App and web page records
++++++
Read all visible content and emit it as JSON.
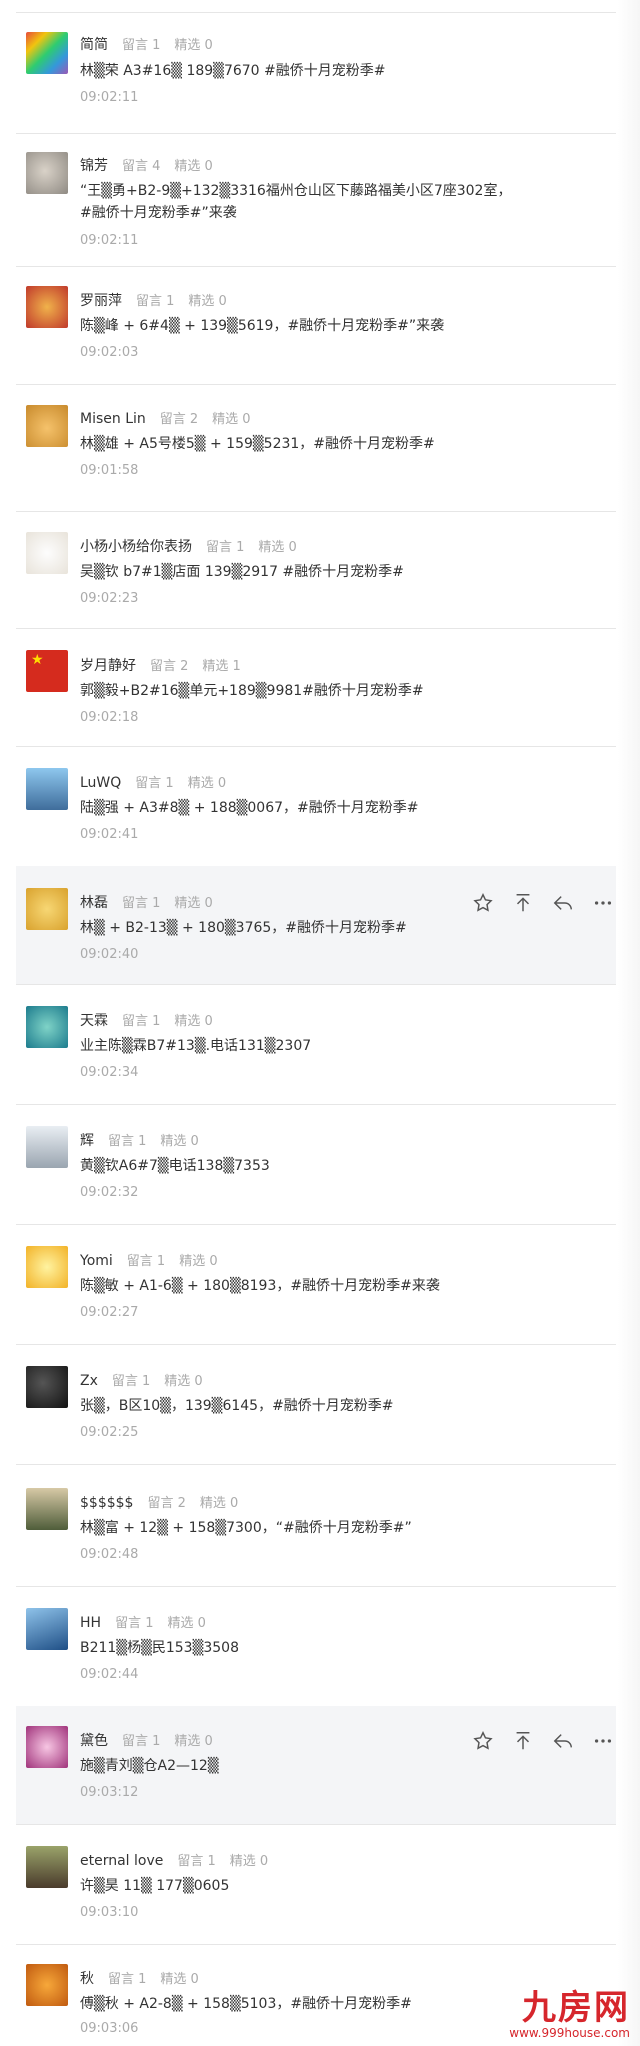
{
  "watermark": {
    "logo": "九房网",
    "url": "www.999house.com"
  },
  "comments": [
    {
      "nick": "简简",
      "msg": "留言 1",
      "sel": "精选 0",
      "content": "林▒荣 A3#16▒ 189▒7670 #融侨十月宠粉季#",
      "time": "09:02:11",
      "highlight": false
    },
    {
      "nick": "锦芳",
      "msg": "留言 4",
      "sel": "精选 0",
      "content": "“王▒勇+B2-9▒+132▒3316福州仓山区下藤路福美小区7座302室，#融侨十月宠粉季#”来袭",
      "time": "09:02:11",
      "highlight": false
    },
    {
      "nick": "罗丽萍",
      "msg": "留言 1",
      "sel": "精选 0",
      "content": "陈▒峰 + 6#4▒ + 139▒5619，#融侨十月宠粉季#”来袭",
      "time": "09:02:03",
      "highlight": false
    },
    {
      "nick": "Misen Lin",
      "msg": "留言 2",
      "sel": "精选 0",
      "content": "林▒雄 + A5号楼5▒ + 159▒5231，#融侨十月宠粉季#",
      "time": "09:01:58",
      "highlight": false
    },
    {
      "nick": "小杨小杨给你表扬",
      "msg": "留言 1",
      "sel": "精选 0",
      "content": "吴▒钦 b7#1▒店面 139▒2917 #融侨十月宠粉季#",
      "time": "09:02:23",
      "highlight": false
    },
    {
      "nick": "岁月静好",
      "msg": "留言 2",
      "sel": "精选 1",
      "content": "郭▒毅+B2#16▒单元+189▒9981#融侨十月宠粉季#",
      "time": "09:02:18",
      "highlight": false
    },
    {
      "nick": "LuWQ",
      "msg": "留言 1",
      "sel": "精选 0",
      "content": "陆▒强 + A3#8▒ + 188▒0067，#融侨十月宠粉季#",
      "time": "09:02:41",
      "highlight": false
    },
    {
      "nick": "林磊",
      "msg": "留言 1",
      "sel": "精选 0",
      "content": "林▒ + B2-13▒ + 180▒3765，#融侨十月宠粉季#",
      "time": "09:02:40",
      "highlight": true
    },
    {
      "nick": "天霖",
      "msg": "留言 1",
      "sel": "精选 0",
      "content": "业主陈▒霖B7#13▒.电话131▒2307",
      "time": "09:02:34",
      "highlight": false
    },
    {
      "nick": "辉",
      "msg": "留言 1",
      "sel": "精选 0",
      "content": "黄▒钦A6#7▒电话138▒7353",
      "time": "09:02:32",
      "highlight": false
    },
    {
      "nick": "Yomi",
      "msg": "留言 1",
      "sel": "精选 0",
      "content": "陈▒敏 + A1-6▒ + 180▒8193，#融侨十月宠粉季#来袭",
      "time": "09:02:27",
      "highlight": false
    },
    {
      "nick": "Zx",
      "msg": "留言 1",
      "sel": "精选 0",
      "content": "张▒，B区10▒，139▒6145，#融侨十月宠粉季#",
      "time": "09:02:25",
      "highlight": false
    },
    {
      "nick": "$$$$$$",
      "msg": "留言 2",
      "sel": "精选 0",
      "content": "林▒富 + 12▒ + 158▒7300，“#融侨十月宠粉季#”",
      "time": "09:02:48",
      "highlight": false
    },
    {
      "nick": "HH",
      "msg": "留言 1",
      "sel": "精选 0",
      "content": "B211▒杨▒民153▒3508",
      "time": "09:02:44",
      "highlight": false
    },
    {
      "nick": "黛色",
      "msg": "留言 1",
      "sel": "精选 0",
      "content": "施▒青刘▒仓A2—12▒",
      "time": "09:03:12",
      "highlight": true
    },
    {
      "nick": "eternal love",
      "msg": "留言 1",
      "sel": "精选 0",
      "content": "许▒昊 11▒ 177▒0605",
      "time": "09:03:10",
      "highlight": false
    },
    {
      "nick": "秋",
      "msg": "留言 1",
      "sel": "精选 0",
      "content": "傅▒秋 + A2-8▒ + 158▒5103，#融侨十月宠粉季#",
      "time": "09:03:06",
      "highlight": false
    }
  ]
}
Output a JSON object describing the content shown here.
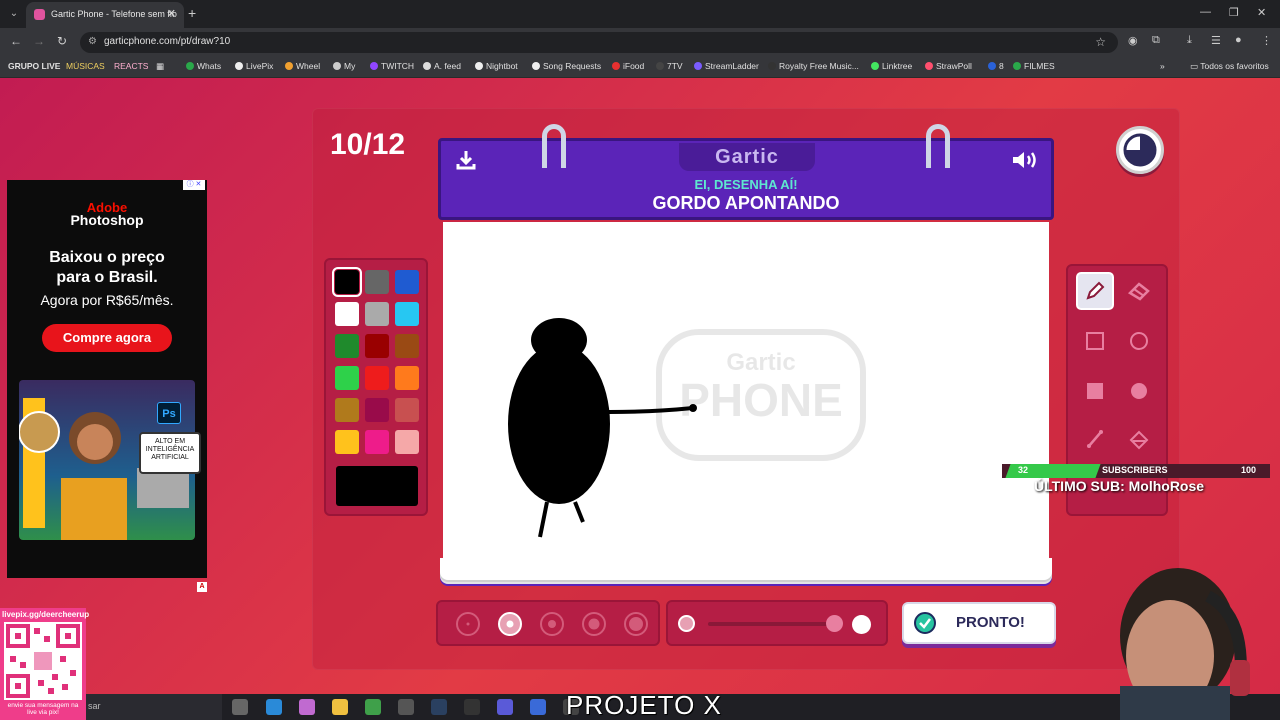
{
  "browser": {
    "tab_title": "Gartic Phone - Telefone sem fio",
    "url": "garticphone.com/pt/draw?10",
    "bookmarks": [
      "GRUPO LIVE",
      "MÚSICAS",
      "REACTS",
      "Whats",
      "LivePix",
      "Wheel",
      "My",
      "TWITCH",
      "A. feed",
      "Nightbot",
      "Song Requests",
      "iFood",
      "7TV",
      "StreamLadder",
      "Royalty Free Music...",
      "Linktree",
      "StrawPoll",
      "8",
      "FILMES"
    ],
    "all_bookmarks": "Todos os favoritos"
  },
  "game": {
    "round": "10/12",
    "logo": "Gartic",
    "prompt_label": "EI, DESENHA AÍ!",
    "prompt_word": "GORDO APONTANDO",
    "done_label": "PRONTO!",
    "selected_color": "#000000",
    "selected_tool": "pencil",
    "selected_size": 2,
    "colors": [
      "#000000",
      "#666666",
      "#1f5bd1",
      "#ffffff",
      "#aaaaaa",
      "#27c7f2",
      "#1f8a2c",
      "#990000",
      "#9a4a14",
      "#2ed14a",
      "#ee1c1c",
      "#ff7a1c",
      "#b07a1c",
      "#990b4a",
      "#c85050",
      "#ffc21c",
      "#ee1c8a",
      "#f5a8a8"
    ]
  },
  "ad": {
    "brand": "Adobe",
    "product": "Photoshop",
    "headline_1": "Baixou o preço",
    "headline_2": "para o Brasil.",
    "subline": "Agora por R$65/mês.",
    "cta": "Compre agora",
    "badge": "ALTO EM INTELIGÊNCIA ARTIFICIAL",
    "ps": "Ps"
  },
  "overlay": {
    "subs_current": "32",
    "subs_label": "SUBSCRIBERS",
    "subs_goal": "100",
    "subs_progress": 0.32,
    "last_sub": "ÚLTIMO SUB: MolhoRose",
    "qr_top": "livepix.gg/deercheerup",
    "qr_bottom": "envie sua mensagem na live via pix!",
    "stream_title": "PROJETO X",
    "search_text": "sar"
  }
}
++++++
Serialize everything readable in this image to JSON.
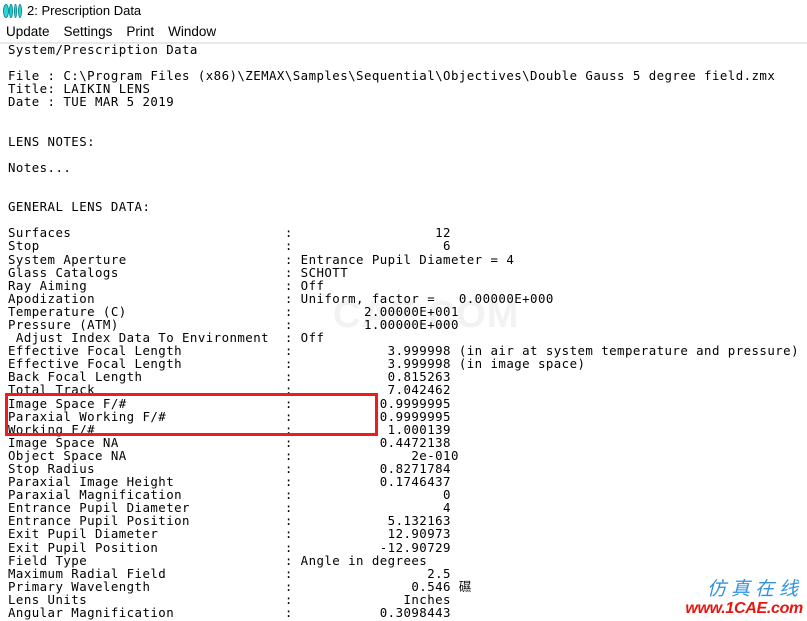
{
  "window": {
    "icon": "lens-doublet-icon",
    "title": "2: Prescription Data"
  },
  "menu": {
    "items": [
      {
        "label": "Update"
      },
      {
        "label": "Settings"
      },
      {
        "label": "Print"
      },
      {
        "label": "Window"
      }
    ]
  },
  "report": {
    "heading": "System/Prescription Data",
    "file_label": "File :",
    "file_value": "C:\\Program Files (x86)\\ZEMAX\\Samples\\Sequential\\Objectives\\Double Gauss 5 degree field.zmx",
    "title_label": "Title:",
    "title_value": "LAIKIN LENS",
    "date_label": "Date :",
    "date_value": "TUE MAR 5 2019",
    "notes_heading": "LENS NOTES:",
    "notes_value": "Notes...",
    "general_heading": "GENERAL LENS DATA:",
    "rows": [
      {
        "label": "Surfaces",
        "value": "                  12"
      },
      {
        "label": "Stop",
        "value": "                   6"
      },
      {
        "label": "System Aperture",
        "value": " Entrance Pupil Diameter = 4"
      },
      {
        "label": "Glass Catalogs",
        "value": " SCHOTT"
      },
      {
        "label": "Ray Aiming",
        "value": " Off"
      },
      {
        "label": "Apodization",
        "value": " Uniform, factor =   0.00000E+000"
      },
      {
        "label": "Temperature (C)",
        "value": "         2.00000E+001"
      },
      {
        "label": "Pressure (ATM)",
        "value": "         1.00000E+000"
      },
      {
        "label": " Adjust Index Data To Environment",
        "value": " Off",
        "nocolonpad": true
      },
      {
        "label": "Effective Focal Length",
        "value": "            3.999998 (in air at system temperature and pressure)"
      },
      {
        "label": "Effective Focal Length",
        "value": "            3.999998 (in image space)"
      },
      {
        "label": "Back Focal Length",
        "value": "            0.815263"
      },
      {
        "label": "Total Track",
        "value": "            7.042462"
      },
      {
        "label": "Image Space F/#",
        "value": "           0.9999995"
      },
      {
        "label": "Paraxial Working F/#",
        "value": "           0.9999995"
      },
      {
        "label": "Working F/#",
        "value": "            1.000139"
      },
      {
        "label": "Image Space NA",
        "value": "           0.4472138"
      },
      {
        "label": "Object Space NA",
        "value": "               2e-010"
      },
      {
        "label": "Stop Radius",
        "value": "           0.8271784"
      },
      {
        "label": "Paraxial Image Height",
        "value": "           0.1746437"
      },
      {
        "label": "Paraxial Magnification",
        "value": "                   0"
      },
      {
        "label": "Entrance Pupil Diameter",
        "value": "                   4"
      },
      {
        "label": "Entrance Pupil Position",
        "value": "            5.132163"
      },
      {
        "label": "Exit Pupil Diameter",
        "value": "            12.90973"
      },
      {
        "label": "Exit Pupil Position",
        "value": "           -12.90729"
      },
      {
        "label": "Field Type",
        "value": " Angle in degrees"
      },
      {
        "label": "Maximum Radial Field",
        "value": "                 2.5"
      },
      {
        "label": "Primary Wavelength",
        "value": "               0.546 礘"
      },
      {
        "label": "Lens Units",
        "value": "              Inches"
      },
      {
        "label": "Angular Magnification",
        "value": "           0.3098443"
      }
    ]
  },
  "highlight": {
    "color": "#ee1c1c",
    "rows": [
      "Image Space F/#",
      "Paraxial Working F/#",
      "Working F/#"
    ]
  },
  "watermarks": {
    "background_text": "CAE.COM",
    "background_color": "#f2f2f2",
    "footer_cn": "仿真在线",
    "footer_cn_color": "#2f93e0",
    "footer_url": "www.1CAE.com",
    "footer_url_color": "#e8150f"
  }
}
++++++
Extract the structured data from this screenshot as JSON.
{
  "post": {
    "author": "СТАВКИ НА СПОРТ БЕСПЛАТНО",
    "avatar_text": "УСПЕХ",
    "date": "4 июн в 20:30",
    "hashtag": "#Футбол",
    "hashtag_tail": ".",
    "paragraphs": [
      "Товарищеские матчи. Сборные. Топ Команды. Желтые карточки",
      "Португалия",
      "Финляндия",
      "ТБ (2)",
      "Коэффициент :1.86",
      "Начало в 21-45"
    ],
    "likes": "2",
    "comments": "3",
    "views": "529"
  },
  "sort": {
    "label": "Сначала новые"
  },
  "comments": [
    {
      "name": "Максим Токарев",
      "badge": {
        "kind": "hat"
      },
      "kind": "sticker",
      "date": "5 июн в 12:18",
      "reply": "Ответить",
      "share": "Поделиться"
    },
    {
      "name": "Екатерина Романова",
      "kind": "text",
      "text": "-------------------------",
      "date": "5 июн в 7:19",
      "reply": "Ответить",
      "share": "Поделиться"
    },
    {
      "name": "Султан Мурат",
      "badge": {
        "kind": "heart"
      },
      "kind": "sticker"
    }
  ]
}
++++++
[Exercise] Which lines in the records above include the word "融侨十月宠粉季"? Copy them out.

[Written solution]
      "content": "林▒荣 A3#16▒ 189▒7670 #融侨十月宠粉季#",
      "content": "“王▒勇+B2-9▒+132▒3316福州仓山区下藤路福美小区7座302室，#融侨十月宠粉季#”来袭",
      "content": "陈▒峰 + 6#4▒ + 139▒5619，#融侨十月宠粉季#”来袭",
      "content": "林▒雄 + A5号楼5▒ + 159▒5231，#融侨十月宠粉季#",
      "content": "吴▒钦 b7#1▒店面 139▒2917 #融侨十月宠粉季#",
      "content": "郭▒毅+B2#16▒单元+189▒9981#融侨十月宠粉季#",
      "content": "陆▒强 + A3#8▒ + 188▒0067，#融侨十月宠粉季#",
      "content": "林▒ + B2-13▒ + 180▒3765，#融侨十月宠粉季#",
      "content": "陈▒敏 + A1-6▒ + 180▒8193，#融侨十月宠粉季#来袭",
      "content": "张▒，B区10▒，139▒6145，#融侨十月宠粉季#",
      "content": "林▒富 + 12▒ + 158▒7300，“#融侨十月宠粉季#”",
      "content": "傅▒秋 + A2-8▒ + 158▒5103，#融侨十月宠粉季#",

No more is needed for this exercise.